SUPPLIED RECORDS
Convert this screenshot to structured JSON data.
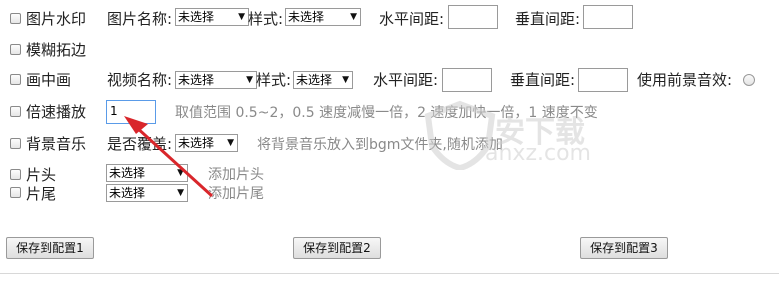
{
  "rows": {
    "image_watermark": {
      "checkbox_label": "图片水印",
      "name_label": "图片名称:",
      "name_select": "未选择",
      "style_label": "样式:",
      "style_select": "未选择",
      "h_spacing_label": "水平间距:",
      "h_spacing_value": "",
      "v_spacing_label": "垂直间距:",
      "v_spacing_value": ""
    },
    "blur_expand": {
      "checkbox_label": "模糊拓边"
    },
    "pip": {
      "checkbox_label": "画中画",
      "video_label": "视频名称:",
      "video_select": "未选择",
      "style_label": "样式:",
      "style_select": "未选择",
      "h_spacing_label": "水平间距:",
      "h_spacing_value": "",
      "v_spacing_label": "垂直间距:",
      "v_spacing_value": "",
      "use_fg_audio_label": "使用前景音效:"
    },
    "speed": {
      "checkbox_label": "倍速播放",
      "value": "1",
      "hint": "取值范围 0.5~2，0.5 速度减慢一倍，2 速度加快一倍，1 速度不变"
    },
    "bgm": {
      "checkbox_label": "背景音乐",
      "overwrite_label": "是否覆盖:",
      "overwrite_select": "未选择",
      "hint": "将背景音乐放入到bgm文件夹,随机添加"
    },
    "intro": {
      "checkbox_label": "片头",
      "select": "未选择",
      "hint": "添加片头"
    },
    "outro": {
      "checkbox_label": "片尾",
      "select": "未选择",
      "hint": "添加片尾"
    }
  },
  "buttons": {
    "save1": "保存到配置1",
    "save2": "保存到配置2",
    "save3": "保存到配置3"
  },
  "watermark": {
    "text": "安下载",
    "url": "anxz.com",
    "color": "#d0d0d0"
  },
  "colors": {
    "arrow": "#d9262b",
    "hint_text": "#8a8a8a"
  },
  "icons": {
    "select_arrow": "▼"
  }
}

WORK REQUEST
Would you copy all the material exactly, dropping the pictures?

SOLUTION FOR THIS EXERCISE
Convert this screenshot to structured JSON data.
{
  "rows": {
    "image_watermark": {
      "checkbox_label": "图片水印",
      "name_label": "图片名称:",
      "name_select": "未选择",
      "style_label": "样式:",
      "style_select": "未选择",
      "h_spacing_label": "水平间距:",
      "h_spacing_value": "",
      "v_spacing_label": "垂直间距:",
      "v_spacing_value": ""
    },
    "blur_expand": {
      "checkbox_label": "模糊拓边"
    },
    "pip": {
      "checkbox_label": "画中画",
      "video_label": "视频名称:",
      "video_select": "未选择",
      "style_label": "样式:",
      "style_select": "未选择",
      "h_spacing_label": "水平间距:",
      "h_spacing_value": "",
      "v_spacing_label": "垂直间距:",
      "v_spacing_value": "",
      "use_fg_audio_label": "使用前景音效:"
    },
    "speed": {
      "checkbox_label": "倍速播放",
      "value": "1",
      "hint": "取值范围 0.5~2，0.5 速度减慢一倍，2 速度加快一倍，1 速度不变"
    },
    "bgm": {
      "checkbox_label": "背景音乐",
      "overwrite_label": "是否覆盖:",
      "overwrite_select": "未选择",
      "hint": "将背景音乐放入到bgm文件夹,随机添加"
    },
    "intro": {
      "checkbox_label": "片头",
      "select": "未选择",
      "hint": "添加片头"
    },
    "outro": {
      "checkbox_label": "片尾",
      "select": "未选择",
      "hint": "添加片尾"
    }
  },
  "buttons": {
    "save1": "保存到配置1",
    "save2": "保存到配置2",
    "save3": "保存到配置3"
  },
  "watermark": {
    "text": "安下载",
    "url": "anxz.com",
    "color": "#d0d0d0"
  },
  "colors": {
    "arrow": "#d9262b",
    "hint_text": "#8a8a8a"
  },
  "icons": {
    "select_arrow": "▼"
  }
}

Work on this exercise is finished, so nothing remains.